The result is that 14-year veteran LeBron James is playing about 25 seconds fewer than the league's leader in minutes played.
Last point on this: LeBron played almost 42 minutes for the win against Sacramento on Friday. The score was never closer than eight points in the fourth quarter. At that point, you're just running the risk of guys getting hurt.
This defense is still bad. Or they're bad again. Or they're lazy again. I don't know what it is, but they are a mess. Here are some facts about the past two weeks.
The Cavaliers had a 21-point lead with 22 seconds left in the third quarter against (worst team in the NBA) Brooklyn, then later led by 16 with 7:35 to go. Brooklyn cut it to a 7-point lead in the final minutes before turning it over to seal their fate. The Cavs allowed 69 second half points to the team with the worst record in the NBA.
Two nights later the Cavs led the Suns (fourth-worst team in the NBA) by 20 just before halftime. Phoenix tied the game before the end of the third and Cleveland eked out a four-point win. The Cavs allowed 63 points in the second half.
Two nights after that, the Cavs lose to the Jazz 100-92, but this one was largely the offense's fault. 100 points allowed should win the game but Irving, Love, Shump, Frye, Jefferson, and Korver combined to shoot 12-50 on the game for a cool 24%. It was awful. While the offense was the culprit, things like these still happened.
The Cavs leave Joe Ingles —a talented three-point shooter — wide open and catch a break when he misses. The result is four Cavalier players in the paint. None of them get the rebound.
As bad as that looked, the Cavaliers are not actually among the worst in the league. Prior to Monday, they were squeaking up the list in defensive rating, but nba.com/stats has Cleveland tied with the 76ers and the Heat in that metric. The three teams are in positions 12, 13 and 14. Of course, after the Warriors game, that will change.
The rotations are still strange. Many players talk about how it's important to know who's playing what role. It's important enough that the 2K video games measure how happy a player is with his role. Part of this is injury related. Part of this is because the Cavs just traded Dunleavy for Korver. And part of this is because Ty Lue is not committing to any particular backups.
In the past six games (before Monday) Richard Jefferson played 28, 15, 19, 10, 13 and 20 minutes. That's a lot of variety for the guy who's basically the seventh man.

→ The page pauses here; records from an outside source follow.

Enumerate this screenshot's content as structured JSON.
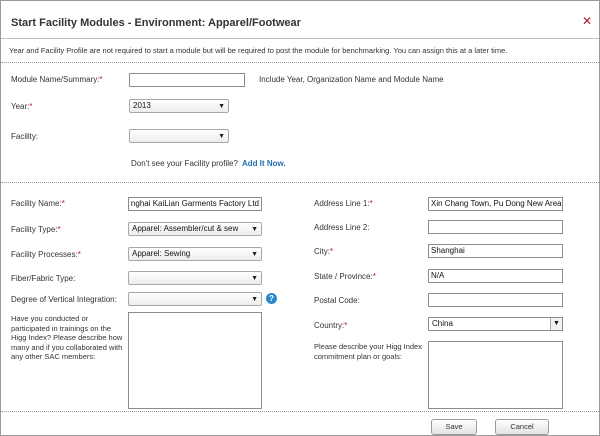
{
  "modal": {
    "title": "Start Facility Modules - Environment: Apparel/Footwear",
    "close_icon": "✕",
    "notice": "Year and Facility Profile are not required to start a module but will be required to post the module for benchmarking. You can assign this at a later time."
  },
  "module": {
    "name_label": "Module Name/Summary:",
    "name_value": "",
    "name_hint": "Include Year, Organization Name and Module Name",
    "year_label": "Year:",
    "year_value": "2013",
    "facility_label": "Facility:",
    "facility_value": "",
    "profile_question": "Don't see your Facility profile?",
    "add_link": "Add It Now."
  },
  "facility": {
    "name_label": "Facility Name:",
    "name_value": "nghai KaiLian Garments Factory Ltd",
    "type_label": "Facility Type:",
    "type_value": "Apparel: Assembler/cut & sew",
    "processes_label": "Facility Processes:",
    "processes_value": "Apparel: Sewing",
    "fiber_label": "Fiber/Fabric Type:",
    "fiber_value": "",
    "vertical_label": "Degree of Vertical Integration:",
    "vertical_value": "",
    "help_icon": "?",
    "trainings_question": "Have you conducted or participated in trainings on the Higg Index? Please describe how many and if you collaborated with any other SAC members:"
  },
  "address": {
    "line1_label": "Address Line 1:",
    "line1_value": "Xin Chang Town, Pu Dong New Area",
    "line2_label": "Address Line 2:",
    "line2_value": "",
    "city_label": "City:",
    "city_value": "Shanghai",
    "state_label": "State / Province:",
    "state_value": "N/A",
    "postal_label": "Postal Code:",
    "postal_value": "",
    "country_label": "Country:",
    "country_value": "China",
    "commitment_label": "Please describe your Higg Index commitment plan or goals:"
  },
  "buttons": {
    "save": "Save",
    "cancel": "Cancel"
  },
  "glyphs": {
    "required": "*",
    "caret": "▼"
  },
  "colors": {
    "required": "#c8102e",
    "close": "#b0142b",
    "link": "#1f6fb2",
    "help": "#2a88c9"
  }
}
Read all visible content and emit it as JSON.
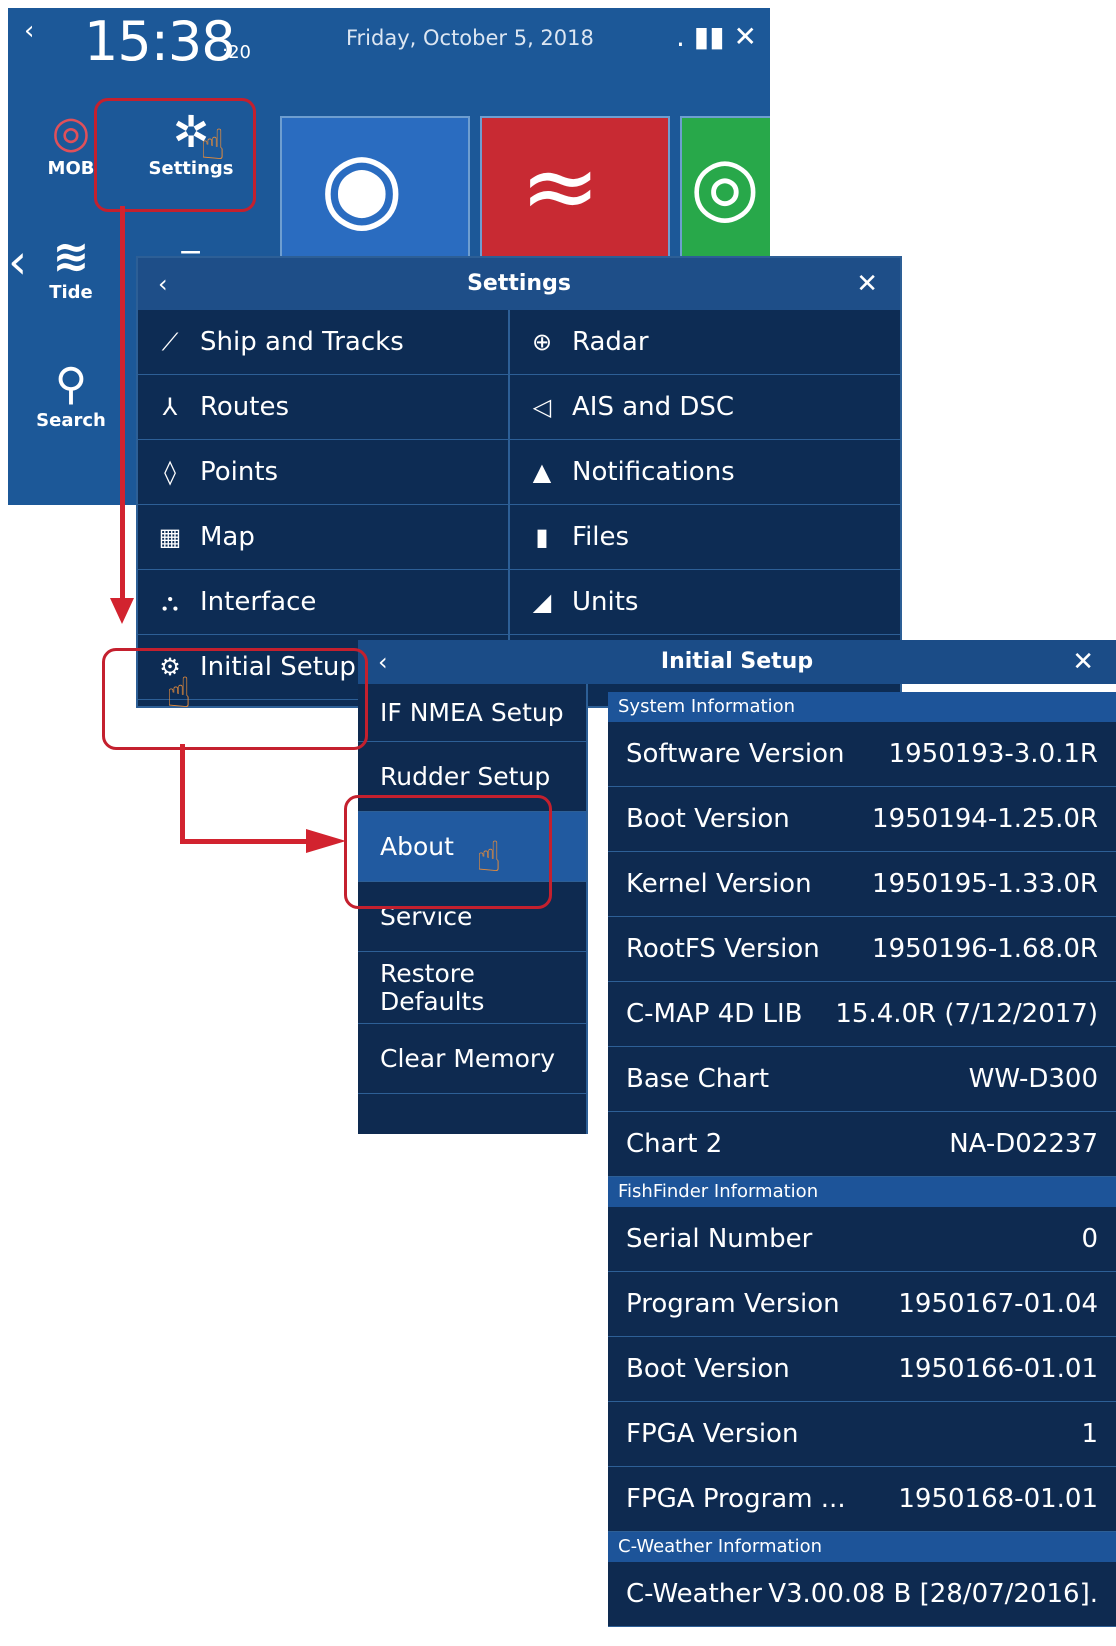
{
  "home": {
    "time": "15:38",
    "seconds": ":20",
    "date": "Friday, October 5, 2018",
    "side_buttons": [
      {
        "label": "MOB",
        "icon": "lifebuoy-icon"
      },
      {
        "label": "Settings",
        "icon": "gear-icon"
      },
      {
        "label": "Tide",
        "icon": "waves-icon"
      },
      {
        "label": "Search",
        "icon": "magnifier-icon"
      }
    ]
  },
  "settings": {
    "title": "Settings",
    "items": [
      {
        "label": "Ship and Tracks",
        "icon": "track-icon"
      },
      {
        "label": "Radar",
        "icon": "radar-icon"
      },
      {
        "label": "Routes",
        "icon": "route-icon"
      },
      {
        "label": "AIS and DSC",
        "icon": "ais-icon"
      },
      {
        "label": "Points",
        "icon": "waypoint-icon"
      },
      {
        "label": "Notifications",
        "icon": "warning-icon"
      },
      {
        "label": "Map",
        "icon": "map-icon"
      },
      {
        "label": "Files",
        "icon": "file-icon"
      },
      {
        "label": "Interface",
        "icon": "network-icon"
      },
      {
        "label": "Units",
        "icon": "units-icon"
      }
    ],
    "extra_item": {
      "label": "Initial Setup",
      "icon": "wrench-gear-icon"
    }
  },
  "initial_setup": {
    "title": "Initial Setup",
    "left_items": [
      "IF NMEA Setup",
      "Rudder Setup",
      "About",
      "Service",
      "Restore Defaults",
      "Clear Memory"
    ],
    "active_item": "About",
    "sections": [
      {
        "title": "System Information",
        "rows": [
          {
            "label": "Software Version",
            "value": "1950193-3.0.1R"
          },
          {
            "label": "Boot Version",
            "value": "1950194-1.25.0R"
          },
          {
            "label": "Kernel Version",
            "value": "1950195-1.33.0R"
          },
          {
            "label": "RootFS Version",
            "value": "1950196-1.68.0R"
          },
          {
            "label": "C-MAP 4D LIB",
            "value": "15.4.0R (7/12/2017)"
          },
          {
            "label": "Base Chart",
            "value": "WW-D300"
          },
          {
            "label": "Chart 2",
            "value": "NA-D02237"
          }
        ]
      },
      {
        "title": "FishFinder Information",
        "rows": [
          {
            "label": "Serial Number",
            "value": "0"
          },
          {
            "label": "Program Version",
            "value": "1950167-01.04"
          },
          {
            "label": "Boot Version",
            "value": "1950166-01.01"
          },
          {
            "label": "FPGA Version",
            "value": "1"
          },
          {
            "label": "FPGA Program ...",
            "value": "1950168-01.01"
          }
        ]
      },
      {
        "title": "C-Weather Information",
        "rows": [
          {
            "label": "C-Weather",
            "value": "V3.00.08 B [28/07/2016]."
          }
        ]
      }
    ]
  },
  "colors": {
    "panel": "#0e2a50",
    "header": "#1e4e88",
    "highlight": "#c4202e"
  }
}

I don't believe that Tyronn Lue can motivate his guys. The motivation comes from the players themselves or from LeBron as the leader. The reason I don't believe that Coach Lue can motivate his guys is because the whole world talks about how they don't care about the regular season. Steve Kerr's guys care about the regular season. Gregg Popovich's guys care about the regular season. Hell, Mike D'Antoni's guys care about the regular season.
You can see it in the 14 turnovers a game and you can see it in the sudden spate of anti-team basketball. The Cavs are in the bottom third when it comes to assists and it has seemingly gotten worse over the winter. Over this current road trip, Cleveland has had one game of 20+ assists while tallying three of 15 or fewer (probably four considering this is being written at halftime of the Warriors game in which the Cavs have four assists). It's ugly.
This isn't all to say that Tyronn Lue is a bad coach or that he doesn't deserve the credit that he got for steering the Cavs to the title last year. Managing the egos on this team is a tall task and he's done a pretty good job of it. But have you ever seen a shot of him on the sideline and thought "he looks confident?"
While firing David Blatt was an insane move, the fact remains that he was poked and prodded anytime something went remotely wrong whereas Ty Lue is living almost free of questions. Somewhere in between these two might be nice.